info@neuroteg.com

 

These are the most commonly misdiagnosed conditions.

 

Parkinson’s disease

 

It is a degenerative disorder of the central nervous system with symptoms including tremors in hands, arms or legs, stiff muscles, and problems with balance or walking.

 

However, it is commonly mistaken for Alzheimer’s disease, stroke, stress, a traumatic head injury and essential tremor.

 

Grave’s disease

 

The condition causes an overactive thyroid gland, and is the most common cause of hyperthyroidism.

 

Symptoms include eyes bulging, anxiety, sweating, rapid pulse, unplanned weight loss or gain, and extreme tiredness.

 

Without treatment, it can prove life-threatening, however it is often mistaken for depression, ageing and under-exercising.

Fibromyalgia

 

It is a chronic arthritis-like disorder characterised by widespread pain.

 

However, symptoms - anxiety, sensitivity to pain and incapacitating fatigue - can be confused with rheumatoid arthritis and chronic fatigue syndrome.

 

Normal pressure hydrocephalus

 

It is a build-up of cerebrospinal fluid in the brain that most commonly occurs after a stroke or ahead injury from a fall.

 

Symptoms of unsteady gait, progressive dementia and urinary problems, can be interpreted as Alzheimer’s disease or Parkinson’s disease.

 

Multiple Sclerosis

 

The progressive autoimmune disease that attacks the central nervous system has symptoms including muscle spasms, lack of coordination, balance problems, blurred vision and cognitive impairment.

 

However, it is commonly mistaken for a viral infection, lupus, Alzheimer’s disease and bipolar disorder.

 

Coeliac disease

 

It is an autoimmune disorder marked by an inability to digest gluten, a protein in wheat, rye and barley.

 

Symptoms can include vomiting, abdominal pain and bloating, diarrhoea, weight loss, anaemia and leg cramps.

 

However it can be mistaken for irritable bowel syndrome, Crohn’s disease and cystic fibrosis

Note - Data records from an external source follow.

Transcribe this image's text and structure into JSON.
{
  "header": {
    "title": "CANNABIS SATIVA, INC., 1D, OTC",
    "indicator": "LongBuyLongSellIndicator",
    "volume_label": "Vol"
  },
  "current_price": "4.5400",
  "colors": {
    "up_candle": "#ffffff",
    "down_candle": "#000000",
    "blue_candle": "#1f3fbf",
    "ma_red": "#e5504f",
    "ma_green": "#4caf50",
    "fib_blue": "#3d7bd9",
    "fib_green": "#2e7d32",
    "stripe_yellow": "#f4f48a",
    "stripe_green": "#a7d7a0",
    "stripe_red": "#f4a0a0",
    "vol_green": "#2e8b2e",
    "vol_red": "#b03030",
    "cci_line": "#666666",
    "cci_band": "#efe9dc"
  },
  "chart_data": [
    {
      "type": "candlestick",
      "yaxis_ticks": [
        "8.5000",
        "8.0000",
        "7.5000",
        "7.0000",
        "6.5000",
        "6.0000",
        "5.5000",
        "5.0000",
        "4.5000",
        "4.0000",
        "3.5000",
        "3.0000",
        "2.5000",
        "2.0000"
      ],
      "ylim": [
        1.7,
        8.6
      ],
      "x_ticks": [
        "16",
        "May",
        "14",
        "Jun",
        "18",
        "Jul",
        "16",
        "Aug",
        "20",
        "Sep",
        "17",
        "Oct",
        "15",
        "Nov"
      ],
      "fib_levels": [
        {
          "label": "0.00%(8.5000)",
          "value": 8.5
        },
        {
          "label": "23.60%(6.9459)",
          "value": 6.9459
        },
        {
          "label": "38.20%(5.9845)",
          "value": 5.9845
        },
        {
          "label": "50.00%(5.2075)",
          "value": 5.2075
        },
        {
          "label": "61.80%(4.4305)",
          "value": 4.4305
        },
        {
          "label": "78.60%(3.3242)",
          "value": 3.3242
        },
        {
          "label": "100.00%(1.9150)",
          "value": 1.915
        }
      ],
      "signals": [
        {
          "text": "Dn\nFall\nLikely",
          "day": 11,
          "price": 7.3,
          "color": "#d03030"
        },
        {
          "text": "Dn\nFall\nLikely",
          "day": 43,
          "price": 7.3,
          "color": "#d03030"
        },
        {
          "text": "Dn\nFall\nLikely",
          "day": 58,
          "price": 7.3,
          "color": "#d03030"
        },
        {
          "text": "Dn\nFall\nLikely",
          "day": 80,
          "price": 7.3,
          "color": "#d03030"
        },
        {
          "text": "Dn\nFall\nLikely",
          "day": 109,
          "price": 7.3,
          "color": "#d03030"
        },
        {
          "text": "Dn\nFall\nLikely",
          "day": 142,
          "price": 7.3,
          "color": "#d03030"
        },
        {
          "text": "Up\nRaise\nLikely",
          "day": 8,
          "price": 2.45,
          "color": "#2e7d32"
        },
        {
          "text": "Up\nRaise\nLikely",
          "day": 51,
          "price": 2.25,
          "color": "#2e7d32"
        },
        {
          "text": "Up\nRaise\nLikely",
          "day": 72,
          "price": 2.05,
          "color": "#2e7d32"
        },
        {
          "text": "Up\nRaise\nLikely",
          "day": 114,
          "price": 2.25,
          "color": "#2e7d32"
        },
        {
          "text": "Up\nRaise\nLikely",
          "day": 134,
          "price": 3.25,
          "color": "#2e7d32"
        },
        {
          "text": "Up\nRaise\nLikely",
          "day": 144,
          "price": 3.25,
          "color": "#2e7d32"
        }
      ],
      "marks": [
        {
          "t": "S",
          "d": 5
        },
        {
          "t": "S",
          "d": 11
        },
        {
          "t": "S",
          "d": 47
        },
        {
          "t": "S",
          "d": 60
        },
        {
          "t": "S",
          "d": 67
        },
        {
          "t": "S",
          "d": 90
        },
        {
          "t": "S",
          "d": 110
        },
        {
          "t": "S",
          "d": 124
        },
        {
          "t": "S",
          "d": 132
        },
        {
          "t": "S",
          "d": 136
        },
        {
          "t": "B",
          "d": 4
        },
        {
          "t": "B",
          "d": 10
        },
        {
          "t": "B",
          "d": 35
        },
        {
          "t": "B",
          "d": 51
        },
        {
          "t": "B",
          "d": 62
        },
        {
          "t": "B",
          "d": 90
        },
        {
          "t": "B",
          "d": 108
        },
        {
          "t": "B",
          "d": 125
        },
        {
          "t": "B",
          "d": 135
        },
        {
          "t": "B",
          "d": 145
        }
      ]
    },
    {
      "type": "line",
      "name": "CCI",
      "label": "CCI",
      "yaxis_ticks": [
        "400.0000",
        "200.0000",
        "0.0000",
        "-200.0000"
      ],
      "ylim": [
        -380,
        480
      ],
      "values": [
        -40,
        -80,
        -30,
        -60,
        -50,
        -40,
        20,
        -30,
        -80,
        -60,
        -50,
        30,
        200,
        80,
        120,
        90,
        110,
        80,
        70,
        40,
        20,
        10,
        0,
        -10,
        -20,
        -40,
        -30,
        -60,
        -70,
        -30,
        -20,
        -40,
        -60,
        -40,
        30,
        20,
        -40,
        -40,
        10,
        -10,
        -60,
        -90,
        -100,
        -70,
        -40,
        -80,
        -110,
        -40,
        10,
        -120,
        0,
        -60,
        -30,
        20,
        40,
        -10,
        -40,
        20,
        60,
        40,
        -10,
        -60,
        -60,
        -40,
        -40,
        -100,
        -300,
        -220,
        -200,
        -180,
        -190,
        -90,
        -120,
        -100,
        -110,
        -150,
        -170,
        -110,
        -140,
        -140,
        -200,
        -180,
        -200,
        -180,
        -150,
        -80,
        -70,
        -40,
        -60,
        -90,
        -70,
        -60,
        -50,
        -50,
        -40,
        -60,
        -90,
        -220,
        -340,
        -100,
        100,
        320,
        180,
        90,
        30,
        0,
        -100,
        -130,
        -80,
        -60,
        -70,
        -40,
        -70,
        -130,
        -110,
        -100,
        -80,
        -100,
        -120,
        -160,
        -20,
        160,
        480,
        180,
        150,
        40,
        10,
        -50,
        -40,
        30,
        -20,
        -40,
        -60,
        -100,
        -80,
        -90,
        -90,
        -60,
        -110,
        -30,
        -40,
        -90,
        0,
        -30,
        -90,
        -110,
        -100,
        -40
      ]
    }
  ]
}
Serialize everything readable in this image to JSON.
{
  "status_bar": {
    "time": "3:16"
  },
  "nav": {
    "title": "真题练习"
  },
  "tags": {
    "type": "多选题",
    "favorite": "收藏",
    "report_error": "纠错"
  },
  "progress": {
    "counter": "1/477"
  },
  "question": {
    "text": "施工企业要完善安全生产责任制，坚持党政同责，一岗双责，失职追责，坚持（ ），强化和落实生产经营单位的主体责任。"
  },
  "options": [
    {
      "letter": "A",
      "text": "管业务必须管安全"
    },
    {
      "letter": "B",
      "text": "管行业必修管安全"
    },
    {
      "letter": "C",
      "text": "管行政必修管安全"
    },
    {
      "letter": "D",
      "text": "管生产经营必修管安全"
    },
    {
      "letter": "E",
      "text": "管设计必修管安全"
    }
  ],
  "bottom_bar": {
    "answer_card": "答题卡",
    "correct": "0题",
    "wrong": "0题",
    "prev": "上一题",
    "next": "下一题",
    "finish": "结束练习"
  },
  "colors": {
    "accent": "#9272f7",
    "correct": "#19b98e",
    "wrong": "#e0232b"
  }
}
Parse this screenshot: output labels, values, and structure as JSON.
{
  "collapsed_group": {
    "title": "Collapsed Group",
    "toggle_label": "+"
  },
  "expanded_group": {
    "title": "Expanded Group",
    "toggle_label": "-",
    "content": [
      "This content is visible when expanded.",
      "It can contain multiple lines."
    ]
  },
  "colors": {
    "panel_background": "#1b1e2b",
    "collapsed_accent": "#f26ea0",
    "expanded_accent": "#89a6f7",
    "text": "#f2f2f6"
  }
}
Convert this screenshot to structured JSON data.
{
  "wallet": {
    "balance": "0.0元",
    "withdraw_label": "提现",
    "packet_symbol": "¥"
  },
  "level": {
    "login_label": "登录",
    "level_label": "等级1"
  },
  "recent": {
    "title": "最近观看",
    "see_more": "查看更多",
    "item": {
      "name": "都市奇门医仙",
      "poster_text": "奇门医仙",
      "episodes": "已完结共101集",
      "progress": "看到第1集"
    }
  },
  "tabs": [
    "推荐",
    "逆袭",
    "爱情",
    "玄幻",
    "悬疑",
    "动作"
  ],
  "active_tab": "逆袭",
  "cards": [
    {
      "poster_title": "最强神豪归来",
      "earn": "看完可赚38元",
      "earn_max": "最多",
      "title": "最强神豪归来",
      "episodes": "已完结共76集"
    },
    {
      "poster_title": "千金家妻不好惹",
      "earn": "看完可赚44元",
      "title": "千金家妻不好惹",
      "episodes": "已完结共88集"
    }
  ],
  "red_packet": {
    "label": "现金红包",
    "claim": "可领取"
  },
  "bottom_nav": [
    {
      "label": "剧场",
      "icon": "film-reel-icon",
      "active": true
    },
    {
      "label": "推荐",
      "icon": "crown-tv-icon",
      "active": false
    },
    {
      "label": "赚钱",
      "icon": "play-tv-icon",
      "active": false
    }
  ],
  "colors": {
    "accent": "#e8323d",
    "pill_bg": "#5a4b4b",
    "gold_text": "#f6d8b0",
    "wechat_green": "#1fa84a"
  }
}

Chronic fatigue syndrome

 

The complex disorder has no known cause but symptoms include loss of memory or concentration, a sore throat, painful lymph nodes in neck or armpits, unexplained muscle or joint pain and extreme exhaustion.

 

It is often confused with sinus problems, hepatitis, fibromyalgia, lupus and rheumatoid arthritis.

 

Lupus

 

It is a chronic inflammatory disease, with symptoms including fatigue, kidney, heart and lung damage, rash and joint pain.

 

However, it can be mistaken for chronic fatigue syndrome, fibromyalgia and rheumatoid arthritis.

 

Aortic dissection

 

This is where a tear develops in the aorta, the largest blood vessel branching from the heart, which causes the inner and middle layers to separate.

 

Symptoms can include sudden chest or upper back pain, loss of consciousness, shortness of breath, sweating and weak pulse in one arm.

 

However it can be misdiagnosed as heartburn, heart attack and stroke.